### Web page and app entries
****************

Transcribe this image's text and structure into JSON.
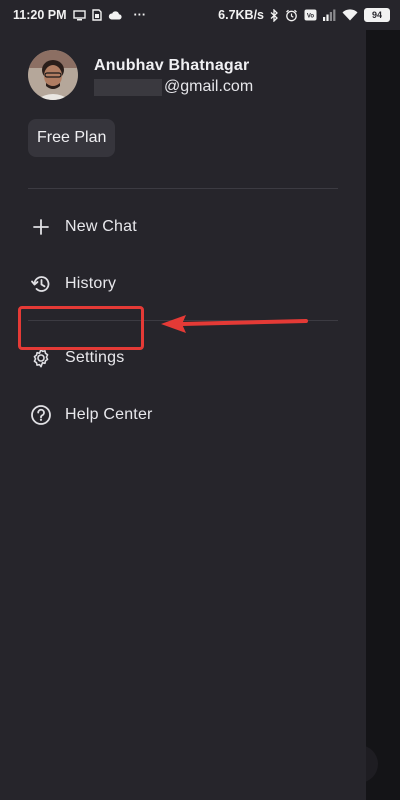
{
  "status_bar": {
    "time": "11:20 PM",
    "more": "···",
    "network_speed": "6.7KB/s",
    "battery": "94"
  },
  "profile": {
    "name": "Anubhav Bhatnagar",
    "email_visible": "@gmail.com"
  },
  "plan": {
    "label": "Free Plan"
  },
  "menu": {
    "items": [
      {
        "label": "New Chat",
        "icon": "plus-icon"
      },
      {
        "label": "History",
        "icon": "history-icon"
      },
      {
        "label": "Settings",
        "icon": "gear-icon"
      },
      {
        "label": "Help Center",
        "icon": "question-circle-icon"
      }
    ]
  },
  "annotation": {
    "color": "#e43a36",
    "target": "Settings"
  },
  "colors": {
    "drawer_bg": "#26252b",
    "screen_bg": "#111114",
    "text": "#e8e8ec",
    "badge_bg": "#36353c"
  }
}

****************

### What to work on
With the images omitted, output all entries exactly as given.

### Exercise result
Transcribe this image's text and structure into JSON.
{
  "status_bar": {
    "time": "11:20 PM",
    "more": "···",
    "network_speed": "6.7KB/s",
    "battery": "94"
  },
  "profile": {
    "name": "Anubhav Bhatnagar",
    "email_visible": "@gmail.com"
  },
  "plan": {
    "label": "Free Plan"
  },
  "menu": {
    "items": [
      {
        "label": "New Chat",
        "icon": "plus-icon"
      },
      {
        "label": "History",
        "icon": "history-icon"
      },
      {
        "label": "Settings",
        "icon": "gear-icon"
      },
      {
        "label": "Help Center",
        "icon": "question-circle-icon"
      }
    ]
  },
  "annotation": {
    "color": "#e43a36",
    "target": "Settings"
  },
  "colors": {
    "drawer_bg": "#26252b",
    "screen_bg": "#111114",
    "text": "#e8e8ec",
    "badge_bg": "#36353c"
  }
}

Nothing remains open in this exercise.